Published January 28, 2011
DAVOS, Switzerland – A diverse panel of decision-makers and experts from the United States, Europe and the Middle East found common ground on just one thing when it comes to dealing with the Iranian nuclear program Friday: A military strike could well spark a devastating counterattack.
In the debate at the World Economic Forum, former top U.S. diplomat Richard Haass said there were no good options should diplomacy fail, but stood apart from the others in advocating force as a viable option. He sparred repeatedly with Saudi Arabia's Prince Turki al-Faisal, who urged the United States to instead pressure Israel to quit its own reported nuclear weapons as a way of coaxing Iran to drop its suspected weapons program as well.
Haass replied that there was no time for this because of the speed of Iran's program — and rejected the assertion by Turkish Deputy Prime Minister Ali Babacan that the program might be civilian, as Tehran has repeatedly claimed.
The Davos panel thus reflected the basic disagreement that divides world powers and bedevils diplomatic efforts: All seem to oppose Iran producing a nuclear weapon, but there are disagreements over whether to believe its protestations. And down the road lies the open question of whether war is worse than acquiesence.
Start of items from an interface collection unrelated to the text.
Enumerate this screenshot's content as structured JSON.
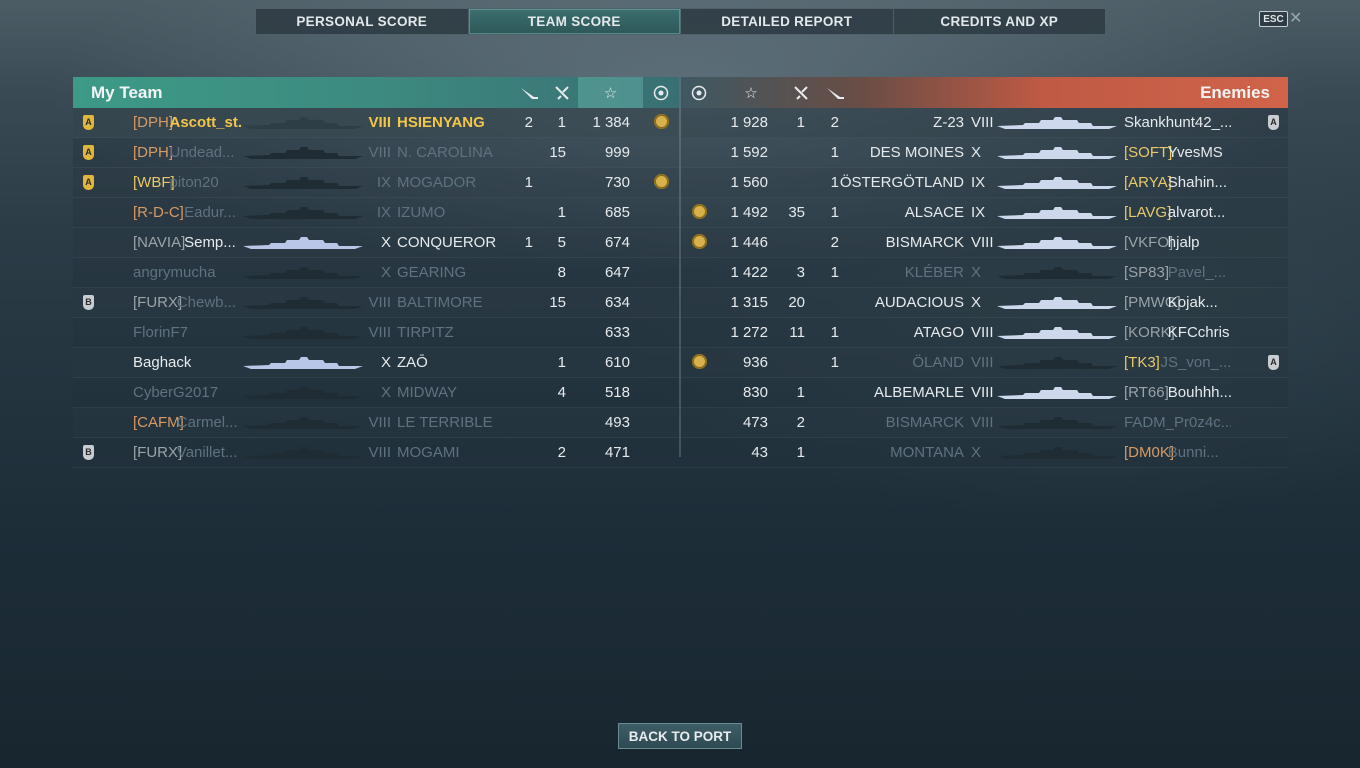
{
  "tabs": [
    "PERSONAL SCORE",
    "TEAM SCORE",
    "DETAILED REPORT",
    "CREDITS AND XP"
  ],
  "active_tab": "TEAM SCORE",
  "esc_label": "ESC",
  "close_glyph": "✕",
  "my_team": {
    "title": "My Team",
    "header_icons": [
      "torpedo-icon",
      "plane-icon",
      "star-icon",
      "medal-icon"
    ],
    "rows": [
      {
        "rank": "A",
        "clan": "[DPH]",
        "name": "Ascott_st...",
        "tier": "VIII",
        "ship": "HSIENYANG",
        "c1": "2",
        "c2": "1",
        "score": "1 384",
        "medal": true,
        "me": true,
        "state": "me",
        "clan_color": "o"
      },
      {
        "rank": "A",
        "clan": "[DPH]",
        "name": "Undead...",
        "tier": "VIII",
        "ship": "N. CAROLINA",
        "c1": "",
        "c2": "15",
        "score": "999",
        "medal": false,
        "state": "dead",
        "clan_color": "o"
      },
      {
        "rank": "A",
        "clan": "[WBF]",
        "name": "piton20",
        "tier": "IX",
        "ship": "MOGADOR",
        "c1": "1",
        "c2": "",
        "score": "730",
        "medal": true,
        "state": "dead",
        "clan_color": "y"
      },
      {
        "rank": "",
        "clan": "[R-D-C]",
        "name": "Eadur...",
        "tier": "IX",
        "ship": "IZUMO",
        "c1": "",
        "c2": "1",
        "score": "685",
        "medal": false,
        "state": "dead",
        "clan_color": "o"
      },
      {
        "rank": "",
        "clan": "[NAVIA]",
        "name": "Semp...",
        "tier": "X",
        "ship": "CONQUEROR",
        "c1": "1",
        "c2": "5",
        "score": "674",
        "medal": false,
        "state": "alive",
        "clan_color": "g"
      },
      {
        "rank": "",
        "clan": "",
        "name": "angrymucha",
        "tier": "X",
        "ship": "GEARING",
        "c1": "",
        "c2": "8",
        "score": "647",
        "medal": false,
        "state": "dead",
        "clan_color": "g"
      },
      {
        "rank": "B",
        "clan": "[FURX]",
        "name": "Chewb...",
        "tier": "VIII",
        "ship": "BALTIMORE",
        "c1": "",
        "c2": "15",
        "score": "634",
        "medal": false,
        "state": "dead",
        "clan_color": "g"
      },
      {
        "rank": "",
        "clan": "",
        "name": "FlorinF7",
        "tier": "VIII",
        "ship": "TIRPITZ",
        "c1": "",
        "c2": "",
        "score": "633",
        "medal": false,
        "state": "dead",
        "clan_color": "g"
      },
      {
        "rank": "",
        "clan": "",
        "name": "Baghack",
        "tier": "X",
        "ship": "ZAŌ",
        "c1": "",
        "c2": "1",
        "score": "610",
        "medal": false,
        "state": "alive",
        "clan_color": "g"
      },
      {
        "rank": "",
        "clan": "",
        "name": "CyberG2017",
        "tier": "X",
        "ship": "MIDWAY",
        "c1": "",
        "c2": "4",
        "score": "518",
        "medal": false,
        "state": "dead",
        "clan_color": "g"
      },
      {
        "rank": "",
        "clan": "[CAFM]",
        "name": "Carmel...",
        "tier": "VIII",
        "ship": "LE TERRIBLE",
        "c1": "",
        "c2": "",
        "score": "493",
        "medal": false,
        "state": "dead",
        "clan_color": "o"
      },
      {
        "rank": "B",
        "clan": "[FURX]",
        "name": "Vanillet...",
        "tier": "VIII",
        "ship": "MOGAMI",
        "c1": "",
        "c2": "2",
        "score": "471",
        "medal": false,
        "state": "dead",
        "clan_color": "g"
      }
    ]
  },
  "enemies": {
    "title": "Enemies",
    "rows": [
      {
        "medal": false,
        "score": "1 928",
        "c2": "1",
        "c1": "2",
        "ship": "Z-23",
        "tier": "VIII",
        "clan": "",
        "name": "Skankhunt42_...",
        "rank": "A",
        "state": "alive",
        "clan_color": "g"
      },
      {
        "medal": false,
        "score": "1 592",
        "c2": "",
        "c1": "1",
        "ship": "DES MOINES",
        "tier": "X",
        "clan": "[SOFT]",
        "name": "YvesMS",
        "rank": "",
        "state": "alive",
        "clan_color": "y"
      },
      {
        "medal": false,
        "score": "1 560",
        "c2": "",
        "c1": "1",
        "ship": "ÖSTERGÖTLAND",
        "tier": "IX",
        "clan": "[ARYA]",
        "name": "Shahin...",
        "rank": "",
        "state": "alive",
        "clan_color": "y"
      },
      {
        "medal": true,
        "score": "1 492",
        "c2": "35",
        "c1": "1",
        "ship": "ALSACE",
        "tier": "IX",
        "clan": "[LAVG]",
        "name": "alvarot...",
        "rank": "",
        "state": "alive",
        "clan_color": "y"
      },
      {
        "medal": true,
        "score": "1 446",
        "c2": "",
        "c1": "2",
        "ship": "BISMARCK",
        "tier": "VIII",
        "clan": "[VKFO]",
        "name": "hjalp",
        "rank": "",
        "state": "alive",
        "clan_color": "g"
      },
      {
        "medal": false,
        "score": "1 422",
        "c2": "3",
        "c1": "1",
        "ship": "KLÉBER",
        "tier": "X",
        "clan": "[SP83]",
        "name": "Pavel_...",
        "rank": "",
        "state": "dead",
        "clan_color": "g"
      },
      {
        "medal": false,
        "score": "1 315",
        "c2": "20",
        "c1": "",
        "ship": "AUDACIOUS",
        "tier": "X",
        "clan": "[PMWG]",
        "name": "Kojak...",
        "rank": "",
        "state": "alive",
        "clan_color": "g"
      },
      {
        "medal": false,
        "score": "1 272",
        "c2": "11",
        "c1": "1",
        "ship": "ATAGO",
        "tier": "VIII",
        "clan": "[KORK]",
        "name": "KFCchris",
        "rank": "",
        "state": "alive",
        "clan_color": "g"
      },
      {
        "medal": true,
        "score": "936",
        "c2": "",
        "c1": "1",
        "ship": "ÖLAND",
        "tier": "VIII",
        "clan": "[TK3]",
        "name": "JS_von_...",
        "rank": "A",
        "state": "dead",
        "clan_color": "y"
      },
      {
        "medal": false,
        "score": "830",
        "c2": "1",
        "c1": "",
        "ship": "ALBEMARLE",
        "tier": "VIII",
        "clan": "[RT66]",
        "name": "Bouhhh...",
        "rank": "",
        "state": "alive",
        "clan_color": "g"
      },
      {
        "medal": false,
        "score": "473",
        "c2": "2",
        "c1": "",
        "ship": "BISMARCK",
        "tier": "VIII",
        "clan": "",
        "name": "FADM_Pr0z4c...",
        "rank": "",
        "state": "dead",
        "clan_color": "g"
      },
      {
        "medal": false,
        "score": "43",
        "c2": "1",
        "c1": "",
        "ship": "MONTANA",
        "tier": "X",
        "clan": "[DM0K]",
        "name": "Bunni...",
        "rank": "",
        "state": "dead",
        "clan_color": "o"
      }
    ]
  },
  "back_button": "BACK TO PORT",
  "colors": {
    "ally_header": "#3d9a86",
    "enemy_header": "#d0644a",
    "highlight": "#f3c64a"
  }
}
Iran "is not interested in any serious way to produce electricity," said Haass, who is president of the Council on Foreign Relations, an influential U.S. think tank. "Let's not kid ourselves: This is about a sustained Iranian commitment to either develop nuclear weapons or get 90 percent of the way there" — perhaps sufficing with a status as "a 'threshold nuclear weapons state' in the belief that they could derive most of the benefits (without) incurring most of the costs."
Most of the other panelists at the debate hosted by the Al-Arabiya satellite TV channel stressed that diplomacy should be the focus of current efforts.
"We should use every single opportunity to reach our goal on the diplomatic path," said German Defense Minister Karl-Theodor zu Guttenberg.
Babacan argued that "there is a huge misunderstanding between the Western world and some in the (Middle East) and Iran. ... Marginalizing Iran more and more, or cornering them more and more ... is not going to give any kind of (solution)."
"The Iranians see diplomacy as a tactic to buy time," Haass countered. "I don't think it's going to work." Although he advocates tougher sanctions as a tactic, Haass said he feared an ultimate choice between two bad options: accepting a nuclear-armed Iran — or using military force to set back the Iranian program however possible, despite the risk of only partial success.
"I do believe that force is a serious option," he said, arguing that a nuclear Iran would place this region on a knife's edge. It would take the most dangerous, unstable part of the world and place it on steroids. This has tremendous consequences which we should not underestimate."
Al-Faisal, who served as an ambassador to the U.S. and is an ex-intelligence service director, responded to a question about whether a push for democracy across the Middle East might be more worrisome than a nuclear-armed Iran.
"I don't know — in Saudi Arabia we have neither nuclear weapons nor democracy," he said.
The panelists were aghast at the prospect of a stricken Iran, bent on revenge.
Khalid Al Bu-Ainnain, a former top Gulf military official, said Iran would "attack Israelis and U.S. forces in the Gulf" and the Gulf states might be drawn in as well.
Turki, a former Saudi intelligence chief who is a brother of Foreign Minister Prince Saud al-Faisal, said that "Iran will strike back wherever it can, throughout the globe. My country and other countries — all countries — will be in the firing line. Iran has assets all over the world that it can use."
Guttenberg said Europe may get drawn in: "The (Middle East) is on fire and then ... we will have European discussions on being involved, yes or no. This is a sheer disaster. ... Let's try to avoid it diplomatically."
Not to be outdone, Haass added that Iran might interfere with the flow of oil as well.
Haass said that he took part in past U.S. deliberations on what to do about North Korea's nuclear program, and that force was discussed then also. With North Korea and Pakistan now both possessing nuclear weapons, his conclusion is that the world has been too lax: "If there were (ever) a mix of terrorism and nuclear materials, that dangerous mixture is more likely to come from Pakistan in our lifetime than anywhere else."
"A nightmare scenario," sighed Turki, emphatically agreeing with his American co-panelist at last.